TMO: Has your involvement with these technologies given you any insights into what Apple was thinking with iCal? Because when Apple's version came out, everyone was saying, 'Wow, this is Apple's version. It's going to be wonderful.' And then we realized later it wasn't. And then Apple realized it wasn't because when I was there, the company wouldn't even use it for its own internal group calendaring...
Chaffee: I think iCal was pretty cool when it was introduced. People liked the concept. But it's really languished. It hasn't been updated much since it was introduced.

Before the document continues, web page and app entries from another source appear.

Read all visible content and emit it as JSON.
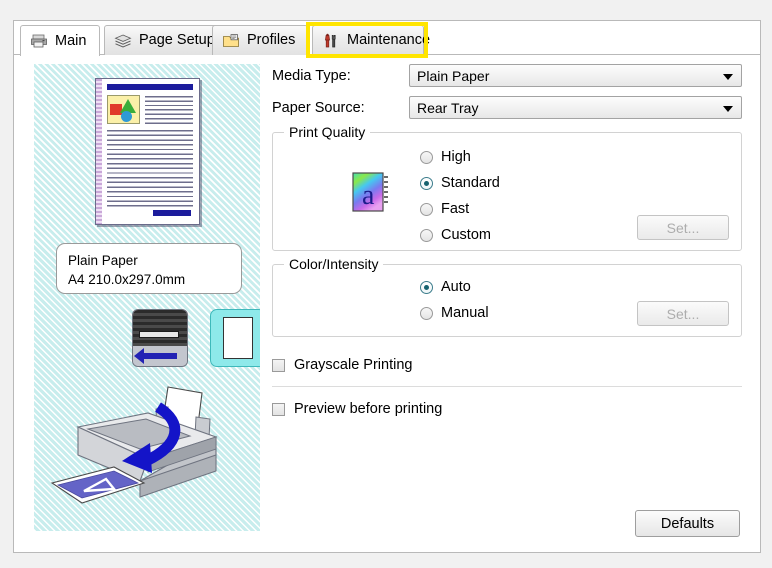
{
  "dialog": {
    "tabs": [
      {
        "label": "Main",
        "icon": "printer-icon",
        "active": true
      },
      {
        "label": "Page Setup",
        "icon": "layers-icon",
        "active": false
      },
      {
        "label": "Profiles",
        "icon": "folder-card-icon",
        "active": false
      },
      {
        "label": "Maintenance",
        "icon": "tools-icon",
        "active": false
      }
    ],
    "annotation": {
      "target": "Maintenance",
      "color": "#ffe500"
    }
  },
  "preview": {
    "paper_name": "Plain Paper",
    "paper_size": "A4 210.0x297.0mm",
    "feeder_icon": "rear-tray-feed-icon",
    "page_icon": "paper-sheet-icon",
    "printer_illustration": "printer-paper-path-illustration"
  },
  "main": {
    "media_type": {
      "label": "Media Type:",
      "value": "Plain Paper"
    },
    "paper_source": {
      "label": "Paper Source:",
      "value": "Rear Tray"
    },
    "print_quality": {
      "title": "Print Quality",
      "icon": "quality-page-a-icon",
      "options": [
        {
          "label": "High",
          "selected": false
        },
        {
          "label": "Standard",
          "selected": true
        },
        {
          "label": "Fast",
          "selected": false
        },
        {
          "label": "Custom",
          "selected": false
        }
      ],
      "set_button": {
        "label": "Set...",
        "enabled": false
      }
    },
    "color_intensity": {
      "title": "Color/Intensity",
      "options": [
        {
          "label": "Auto",
          "selected": true
        },
        {
          "label": "Manual",
          "selected": false
        }
      ],
      "set_button": {
        "label": "Set...",
        "enabled": false
      }
    },
    "grayscale_printing": {
      "label": "Grayscale Printing",
      "checked": false
    },
    "preview_before_printing": {
      "label": "Preview before printing",
      "accel": "g",
      "checked": false
    }
  },
  "footer": {
    "defaults_button": "Defaults"
  },
  "colors": {
    "accent_radio": "#16626f",
    "annotation": "#ffe500",
    "preview_bg": "#d6f2f2",
    "doc_bar": "#1c1c9c",
    "arrow_blue": "#2323b4"
  }
}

There has been some recent innovative work from Apple, but it's been very enterprise focused. You know.... the CalDAV stuff. As well as, now, [Microsoft] Exchange support. That's very important for Apple, but it's clear that they've now targeted the enterprise -- which is not the market we're targeting at all. So... we're happy about that. Apple's welcome to have the enterprise market. We want to provide a solution for small workgroups and families... those who get nervous when they hear the word server. They just want to turn it on and have it work.
TMO: When you show this to Apple people in Developer Relations, do they say, 'Cool, run with it!" Or do they get real quiet when they see it?

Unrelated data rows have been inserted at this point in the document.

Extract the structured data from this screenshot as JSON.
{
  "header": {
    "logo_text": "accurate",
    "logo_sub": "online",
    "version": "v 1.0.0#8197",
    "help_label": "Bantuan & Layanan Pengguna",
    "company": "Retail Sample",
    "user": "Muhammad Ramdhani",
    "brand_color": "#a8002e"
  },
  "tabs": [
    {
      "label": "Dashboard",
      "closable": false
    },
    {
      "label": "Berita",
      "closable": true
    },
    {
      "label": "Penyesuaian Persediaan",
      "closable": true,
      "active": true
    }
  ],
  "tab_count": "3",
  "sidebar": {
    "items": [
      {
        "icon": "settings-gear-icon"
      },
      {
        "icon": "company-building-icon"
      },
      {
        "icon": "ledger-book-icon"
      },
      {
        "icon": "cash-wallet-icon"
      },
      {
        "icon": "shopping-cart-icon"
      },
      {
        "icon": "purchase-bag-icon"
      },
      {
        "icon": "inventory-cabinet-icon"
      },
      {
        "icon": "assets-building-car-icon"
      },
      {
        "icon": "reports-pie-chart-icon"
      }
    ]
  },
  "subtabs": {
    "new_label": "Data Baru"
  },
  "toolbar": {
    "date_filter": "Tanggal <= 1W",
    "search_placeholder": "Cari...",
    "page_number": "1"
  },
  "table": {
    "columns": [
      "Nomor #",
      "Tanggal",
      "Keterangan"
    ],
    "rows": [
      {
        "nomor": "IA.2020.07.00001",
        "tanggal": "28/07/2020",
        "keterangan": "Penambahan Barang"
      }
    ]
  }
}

Chaffee: I think it depends on the person. I know that a lot of Apple people are using it. We actually offer free copies to Apple employees. And they take good advantage of that. But, I imagine if you talked to someone on the iCal team, they wouldn't feel as happy about BusyCal.
It's funny... we thought... should we enter BusyCal into the Apple Design Awards? [An event held every year at WWDC.] Then we thought... if Apple endorsed BuyCal, then they'd basically be saying that iCal is crap. So we thought, why bother.
TMO: You never know. There could all of a sudden be a burst of energy and creativity by Apple with iCal.
Chaffee: Right. That's one of the reasons we've been hesitant to show BusyCal to anybody. Particularly the info panel. Because we didn't want to give Apple any ideas until we felt that Snow Leopard's iCal was put to bed. And so we're comfortable showing BusyCal now as it's probably too late for Apple to copy it in Snow Leopard. We know that people are very frustrated with Apple's iCal, especially the data entry, and we wanted to improve on that.
TMO: Excellent. I am sure our readers will be looking forward to BusyCal as soon as the beta is posted.
Chaffee: I should add that we've developed some screencasts of BusyCal and put them on our Website. Those are available right now. We have a BusyCal page, and on there is a link to the videos. My goal has been to release a screencasts each week, leading up to the pubic beta. We've done two so far, and we'll do about four more.
TMO: Very good. Have we covered everything?
Chaffee: I think we have.